------ Excerpted records
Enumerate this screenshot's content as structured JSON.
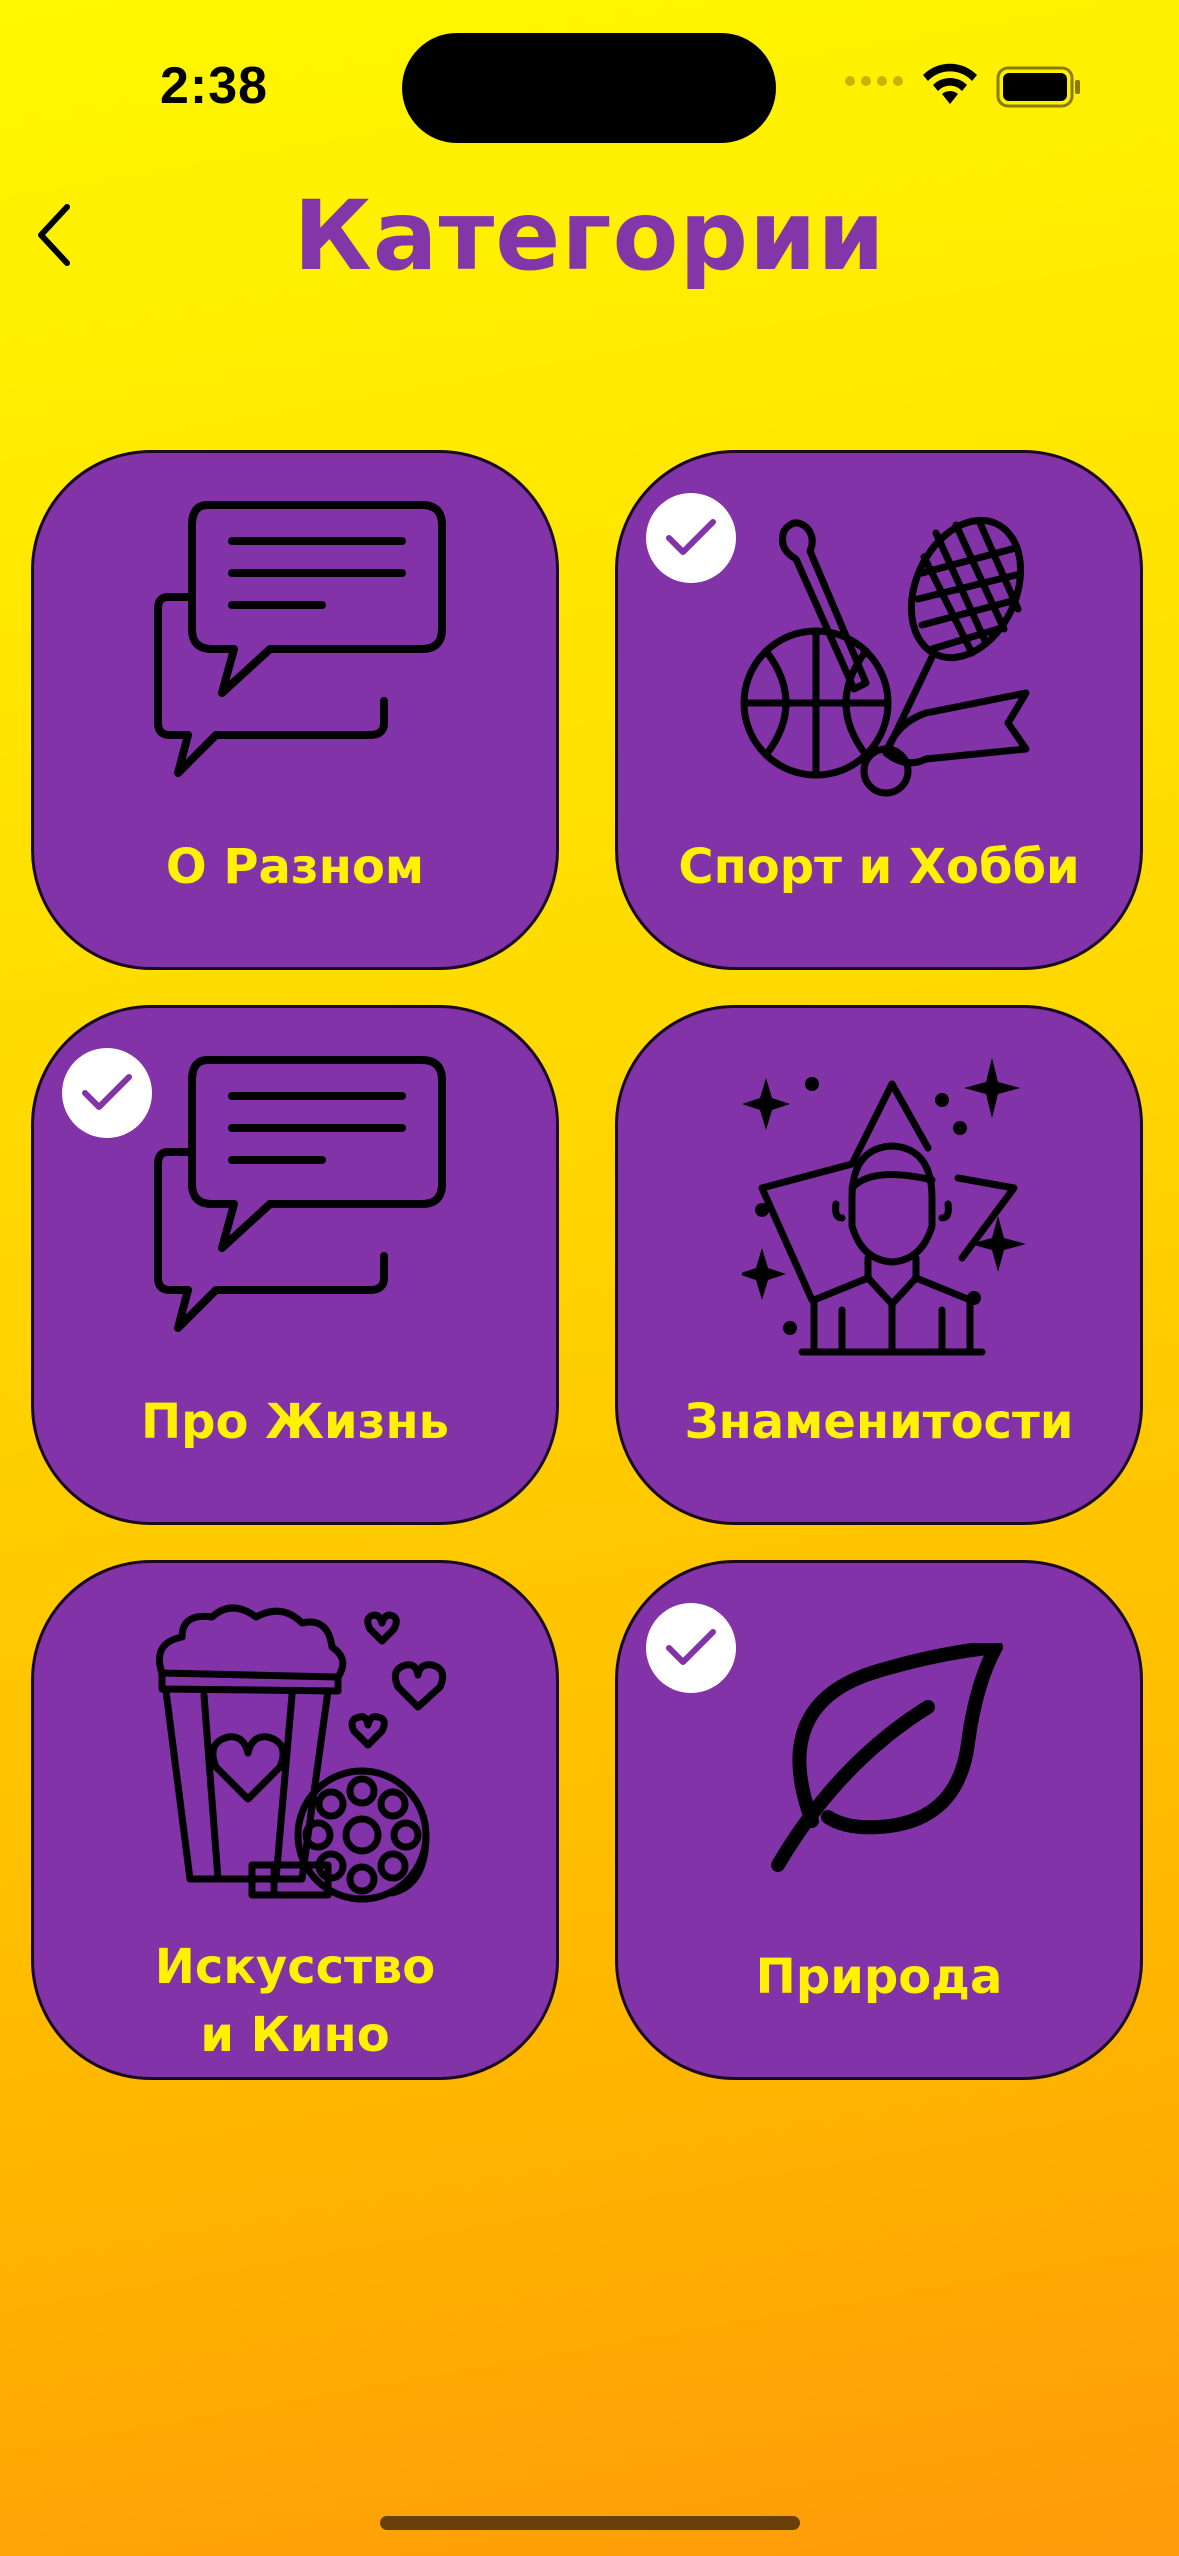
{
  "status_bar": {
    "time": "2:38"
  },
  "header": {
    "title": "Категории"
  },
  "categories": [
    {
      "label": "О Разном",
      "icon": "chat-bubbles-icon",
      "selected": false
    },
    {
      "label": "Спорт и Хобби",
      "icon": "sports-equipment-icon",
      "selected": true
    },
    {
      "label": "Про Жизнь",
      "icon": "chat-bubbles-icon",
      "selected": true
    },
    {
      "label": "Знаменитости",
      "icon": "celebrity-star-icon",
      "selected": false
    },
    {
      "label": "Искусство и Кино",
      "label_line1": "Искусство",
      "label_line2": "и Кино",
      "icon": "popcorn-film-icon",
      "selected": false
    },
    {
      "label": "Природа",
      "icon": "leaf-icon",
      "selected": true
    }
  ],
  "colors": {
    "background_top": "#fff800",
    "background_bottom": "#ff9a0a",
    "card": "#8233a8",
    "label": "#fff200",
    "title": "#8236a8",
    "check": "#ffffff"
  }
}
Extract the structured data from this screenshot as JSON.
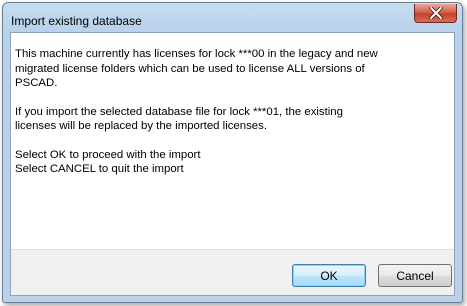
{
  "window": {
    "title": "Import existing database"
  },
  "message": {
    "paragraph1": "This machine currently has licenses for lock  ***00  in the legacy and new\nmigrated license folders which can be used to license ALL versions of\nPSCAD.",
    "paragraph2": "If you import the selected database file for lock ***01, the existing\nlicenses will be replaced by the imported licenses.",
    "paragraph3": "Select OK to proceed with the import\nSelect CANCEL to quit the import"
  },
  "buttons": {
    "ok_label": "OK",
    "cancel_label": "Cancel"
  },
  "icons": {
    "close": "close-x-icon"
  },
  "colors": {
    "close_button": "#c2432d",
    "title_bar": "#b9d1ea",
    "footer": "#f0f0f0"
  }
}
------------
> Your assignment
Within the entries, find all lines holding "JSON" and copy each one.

> Exercise response
Enumerate this screenshot's content as structured JSON.
Extract the structured data from this screenshot as JSON.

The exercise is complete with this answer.